Twenty years ago my wife Julia and I decided to support and work with Mansfield College, Oxford, the college I had attended between 1978 and 1982.
We knew that for Mansfield College to succeed it would need to aim for something that would set it apart from other Oxford Colleges. At the same time as we entered the 21st century, we felt that it was critical that access to the very best higher education was available to as wide a social group as possible.
As entrepreneurs and business people, we believe that a diverse student population representing the make up of society is essential to ensure that the business world is equally diverse, and it is only when it is diverse that the very best ideas, the greatest innovations, and the most workable solutions for society as a whole will emerge.
You can have a worthy cause but if it lacks clear, measurable objectives — like a business vision without a business plan — it will fail. You need to consider many factors: how it will be run operationally, what the governance structure will look like, and if the funding model is sustainable.
We wanted to introduce the same rigours of business and deal making to the Mansfield campaign that we apply to our businesses. We needed something that was sustainable and a proposition that made sense to other people not just to us.
The vision we strove towards centred on Mansfield leading the way in creating educational opportunities at Oxford for students from all backgrounds and not just focussing on pupils that most often came from the private education system. From this, the Access to Excellence campaign was born.
As with all businesses, campaigns, proposals and projects that I come across, I always consider what is the reward? If you get it right, what is going to happen? And what is the measurement of success? Mansfield was given a social objective, set by my wife and I, that at least 75% of students that came to the college would come from state schools (grammar schools being defined as non-state).
That number was seen by many at the time as a complete impossibility, a pipe dream given how Oxford looked in terms of the percentage of state school admissions back then.
However, two decades later and admissions to Mansfield stand at 96% of current first years (2019/20 intake) being state school, and a 91% state school intake for the coming academic year (2020/21). In the 2019/20 intake, 31.1% of students identified as BAME: Black, Asian or Minority Ethnic.

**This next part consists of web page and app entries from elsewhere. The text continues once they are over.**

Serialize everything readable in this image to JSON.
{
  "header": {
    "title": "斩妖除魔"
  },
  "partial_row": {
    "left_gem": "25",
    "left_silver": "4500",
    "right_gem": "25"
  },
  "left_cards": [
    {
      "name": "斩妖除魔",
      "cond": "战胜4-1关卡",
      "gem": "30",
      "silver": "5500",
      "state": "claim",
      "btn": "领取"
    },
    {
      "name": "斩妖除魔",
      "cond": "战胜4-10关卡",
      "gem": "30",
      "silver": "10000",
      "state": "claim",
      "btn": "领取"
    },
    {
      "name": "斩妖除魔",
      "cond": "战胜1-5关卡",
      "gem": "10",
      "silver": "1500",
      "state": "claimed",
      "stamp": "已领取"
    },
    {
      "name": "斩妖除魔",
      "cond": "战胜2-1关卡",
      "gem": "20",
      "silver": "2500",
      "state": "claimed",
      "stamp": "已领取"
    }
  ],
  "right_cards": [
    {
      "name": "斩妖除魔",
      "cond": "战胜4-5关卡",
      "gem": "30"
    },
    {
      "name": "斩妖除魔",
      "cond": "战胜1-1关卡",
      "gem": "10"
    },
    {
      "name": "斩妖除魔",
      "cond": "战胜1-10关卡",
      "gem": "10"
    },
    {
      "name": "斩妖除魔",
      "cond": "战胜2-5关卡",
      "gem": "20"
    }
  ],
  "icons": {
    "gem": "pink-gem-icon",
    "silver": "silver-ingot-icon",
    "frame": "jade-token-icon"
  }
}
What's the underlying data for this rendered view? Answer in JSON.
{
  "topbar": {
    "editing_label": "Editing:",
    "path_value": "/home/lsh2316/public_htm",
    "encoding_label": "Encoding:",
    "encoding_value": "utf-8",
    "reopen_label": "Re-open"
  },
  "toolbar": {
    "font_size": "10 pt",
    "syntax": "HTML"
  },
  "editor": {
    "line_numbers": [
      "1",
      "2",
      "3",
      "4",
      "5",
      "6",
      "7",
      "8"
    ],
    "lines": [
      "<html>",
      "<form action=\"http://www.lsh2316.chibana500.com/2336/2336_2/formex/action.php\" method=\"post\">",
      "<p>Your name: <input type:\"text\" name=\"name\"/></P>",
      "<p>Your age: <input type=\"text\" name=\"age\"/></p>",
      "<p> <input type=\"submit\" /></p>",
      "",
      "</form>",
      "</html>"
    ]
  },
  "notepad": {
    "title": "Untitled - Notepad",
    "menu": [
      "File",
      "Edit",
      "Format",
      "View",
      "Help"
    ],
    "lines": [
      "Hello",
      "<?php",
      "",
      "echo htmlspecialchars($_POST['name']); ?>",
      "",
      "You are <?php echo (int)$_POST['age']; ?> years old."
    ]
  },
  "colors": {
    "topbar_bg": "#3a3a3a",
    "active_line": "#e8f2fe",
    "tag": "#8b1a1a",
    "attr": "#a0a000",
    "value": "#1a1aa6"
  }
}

In addition, over 40% of Mansfield’s offer holders come from the most disadvantaged educational and socio-economic backgrounds in the UK, compared to 15% of the Oxford applicant pool. Additionally, and possibly most importantly, Mansfield is now seen as the poster child of Oxford colleges for achieving social diversity and was ranked in the top 5 colleges in Oxford for degree results in 2019.
Again, this level of academic success was something that many people told us would be totally impossible to achieve if access to Oxford was broadened.
But why is this important to society as a whole? For us, it was far more than just a nice social box tick. We believe passionately that this increased access to higher education is critical for the wider business world, the economy, and indeed social stability and prosperity – society writ large.
If you don’t have a mixed workforce at the highest levels representing a wide range of backgrounds in every area of life, whether in politics, business, media, entertainment or the legal profession, you will not get a broad range of views. You then will marginalise whole chunks of the population and you will not have a country working together, but rather one pulling itself apart.
By giving more people access to Oxford, it means that on graduating and finding jobs, these different people with different, dynamic backgrounds, experiences and perspectives will find their way into the workplace to improve everybody’s lot.
Two decades on from beginning this journey with Mansfield, Julia and I are honoured to contribute to the work that Mansfield began when it was founded over 150 years ago. It is a small step along the road to a better society, but one we are proud to be associated with.